• [PROBLEM DETAILS]:
Return each line of the data below that contains the string "JSON".

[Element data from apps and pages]
● ● ●
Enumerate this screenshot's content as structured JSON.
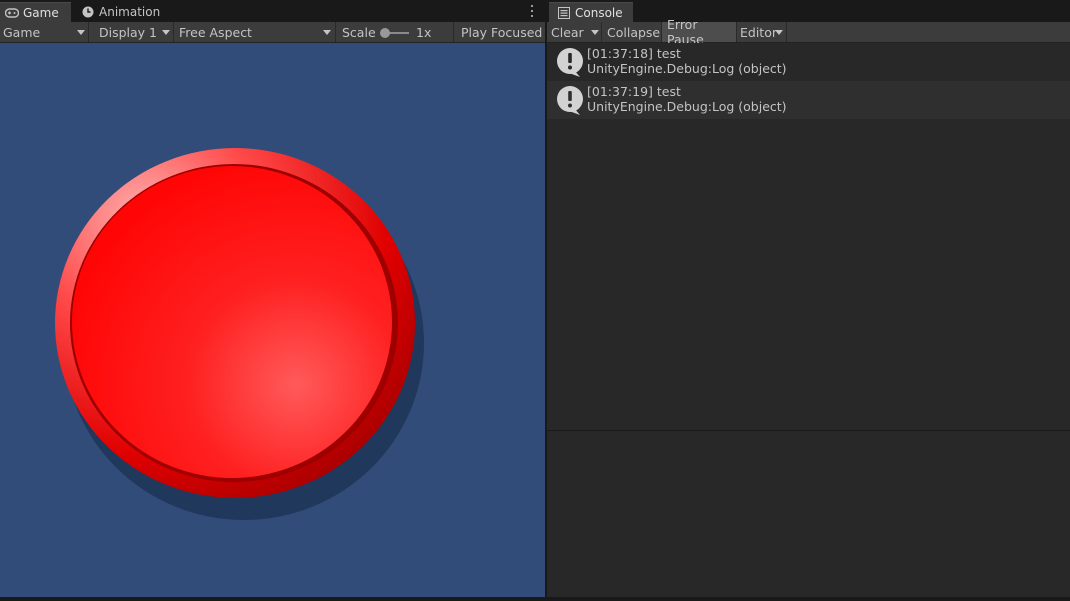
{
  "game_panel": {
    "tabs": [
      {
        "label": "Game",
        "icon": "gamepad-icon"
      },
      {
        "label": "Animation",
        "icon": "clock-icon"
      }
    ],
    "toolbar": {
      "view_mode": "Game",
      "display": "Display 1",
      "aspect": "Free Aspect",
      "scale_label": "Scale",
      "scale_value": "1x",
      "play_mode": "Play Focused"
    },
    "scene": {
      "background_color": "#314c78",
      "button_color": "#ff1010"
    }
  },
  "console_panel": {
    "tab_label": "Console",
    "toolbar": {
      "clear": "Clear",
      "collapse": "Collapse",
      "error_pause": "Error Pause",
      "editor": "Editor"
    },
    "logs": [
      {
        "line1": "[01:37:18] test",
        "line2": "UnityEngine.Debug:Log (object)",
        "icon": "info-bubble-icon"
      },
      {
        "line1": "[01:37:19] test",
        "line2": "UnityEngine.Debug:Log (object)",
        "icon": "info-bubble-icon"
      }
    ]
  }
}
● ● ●
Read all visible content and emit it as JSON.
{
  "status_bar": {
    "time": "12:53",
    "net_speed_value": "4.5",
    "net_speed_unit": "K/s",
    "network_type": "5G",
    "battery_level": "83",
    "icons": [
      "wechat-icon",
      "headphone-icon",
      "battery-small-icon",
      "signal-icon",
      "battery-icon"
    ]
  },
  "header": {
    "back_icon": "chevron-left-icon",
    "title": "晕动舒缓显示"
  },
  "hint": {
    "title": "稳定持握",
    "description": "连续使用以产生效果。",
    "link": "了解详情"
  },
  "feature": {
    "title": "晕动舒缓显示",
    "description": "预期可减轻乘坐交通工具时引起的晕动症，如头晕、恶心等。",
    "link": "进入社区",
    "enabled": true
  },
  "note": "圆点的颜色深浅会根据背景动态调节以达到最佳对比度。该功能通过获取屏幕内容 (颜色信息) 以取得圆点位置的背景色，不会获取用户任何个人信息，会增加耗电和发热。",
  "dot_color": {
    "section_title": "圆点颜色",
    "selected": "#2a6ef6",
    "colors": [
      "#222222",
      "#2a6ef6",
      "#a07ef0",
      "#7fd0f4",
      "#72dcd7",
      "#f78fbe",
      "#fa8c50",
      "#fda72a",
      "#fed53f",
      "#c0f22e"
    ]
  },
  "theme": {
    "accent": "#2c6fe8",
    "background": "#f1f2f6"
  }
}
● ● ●
• [ANSWER TO THIS TASK]:
Enumerate this screenshot's content as structured JSON.
Read all visible content and emit it as JSON.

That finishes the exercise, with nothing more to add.